1963 Donald McPherson is the youngest male to win a world title.

1965 Petra Burka performs first triple Salchow in competition at the ISU World Figure Skating Championships in Colorado Springs, USA.

1972 – Canada hosts the ISU World Figure Skating Championships in Calgary.

1972 Brian Pockar is the youngest male to compete at a Canadian Championships in senior at age 13.

1973 – Skate Canada introduced as a major international event first location Calgary.

1978 – Canada hosts the ISU World Figure Skating Championships in Ottawa.

1978 Vern Taylor performs first triple Axel in competition at the ISU World Figure Skating Championshipos in Ottawa, Ontario.

1979 Brian Pockar is the first to perform a triple Salchow/double flip series in an international competition.

1981 – For the first time Canada hosts the ISU World Junior Figure Skating Championships in London, Ontario.

1981 – National Team concept conceived

1984 – Canada hosts the ISU World Figure Skating Championships in Ottawa.

1985 – The CFSA reconfirms its mandate to promote recreational and elite skating.

1986 – The CFSA adopts a new logo to reflect its continuing commitment to excellence.

1987 – Canada hosts the ISU World Junior Figure Skating Championships in Kitchener, Ontario.

1988 Kurt Browning performs first quad toe-loop in competition at the ISU World Figure Skating Championships in Budapest, Hungary.

1988 Tracy Wilson and Robert McCall become Canada’s first ice dancers to medal at an Olympic Winter Games in Calgary, Alberta (bronze medal)

1990 – The last figures are skated in international competition at the 1990 World Championships in Halifax, Nova Scotia (last man David Liu, TPE; last lady Zelijka Cizmesija, YUG).

1990 – The Canadian Figure Skating Hall of Fame is established and the first members inducted in a ceremony at the CFSA's annual meeting in Edmonton.

1990 – The CFSA implements framework for Skating Unlimited new pre-school and adult recreational programs.

1991 – The Junior National Team is created.

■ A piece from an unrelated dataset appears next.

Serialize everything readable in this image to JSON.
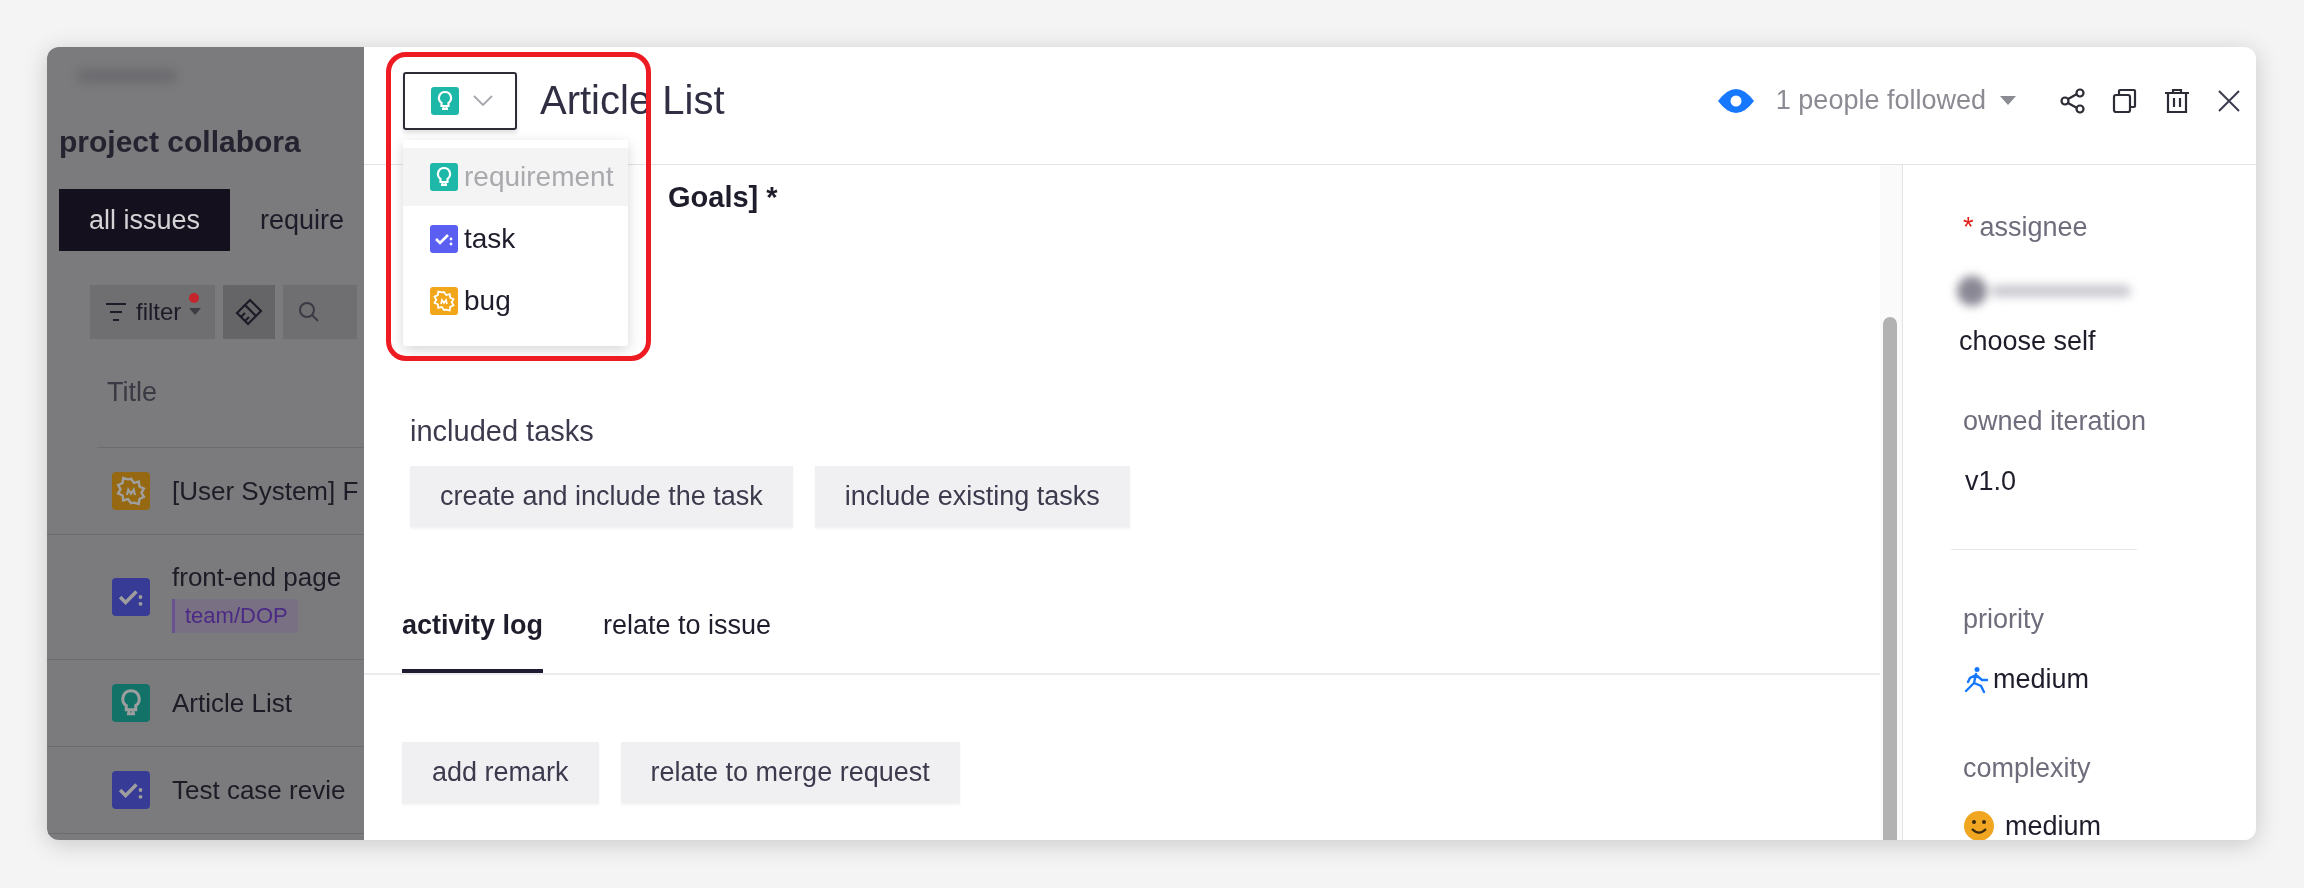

1991 Elvis Stojko performs first quadruple combination jump (quad-toe/double toe) in competition at the ISU World Figure Skating Championships in Munich, Germany.

1992 – Canada hosts the World Junior Championships in Hull, Quebec.

1993 Kurt Browning is the first Canadian man to win four world figure skating titles (1989, 1990, 1991, 1993).

1995 – Canada hosts its first-ever ISU-sanctioned international precision skating event, Precision Canada International in Toronto.

1996 – Canada hosts the ISU World Figure Skating Championships in Edmonton, Alberta.

1997 – Canada hosts ISU Champions Series Final in Hamilton, Ontario.

1997 Elvis Stojko performs first quadruple toe/triple toe loop combination in free program of the ISU Champions Series Final in Hamilton, Ontario.

1997 – Canada hosts 1998 ISU World Junior Figure Skating Championships in Saint John, New Brunswick.

2000 – Canadian Figure Skating Association changes its name to Skate Canada.

2000 – Canada’s black ice finishes second at first ISU World Synchronized Skating Championships held in Minneapolis, USA.

2001 – Canada hosts the ISU World Figure Skating Championships in Vancouver and introduces SKATEFEST a cultural festival celebrating skating.

2002 Jamie Salé and David Pelletier win the gold medal in pair at the Olympic Winter Games in Salt Lake City, Utah.

2003 Shae-Lynn Bourne and Victor Kraatz win the first world gold ice dance medal for North America at the ISU World Figure Skating Championships in Washington, DC, USA.

2003 – Skate Canada hosts the ISU World Synchronized Skating Championships in Ottawa.

2006 Tessa Virtue and Scott Moir are the first Canadians to win a gold medal in ice dancing at the ISU World Junior Figure Skating Championships.

2008 Patrick Chan is the youngest man to win the Canadian senior men’s title at age 17.

2009 NEXXICE is the first North American team to win gold at the ISU World Synchronized Skating Championships in Zagreb, Croatia.

2010 Tessa Virtue and Scott Moir are the first North Americans to win a gold medal in ice dance at the Olympic Winter Games in Vancouver, B.C.

2010 – Current logo adopted.

2010 Kevin Reynolds of Coquitlam, B.C. becomes the first to land two quadruple jumps in a men’s short program. He performed them at the 2010 Skate Canada International in Kingston, Ontario, landing a quad Salchow, triple toe combination and a quad toe.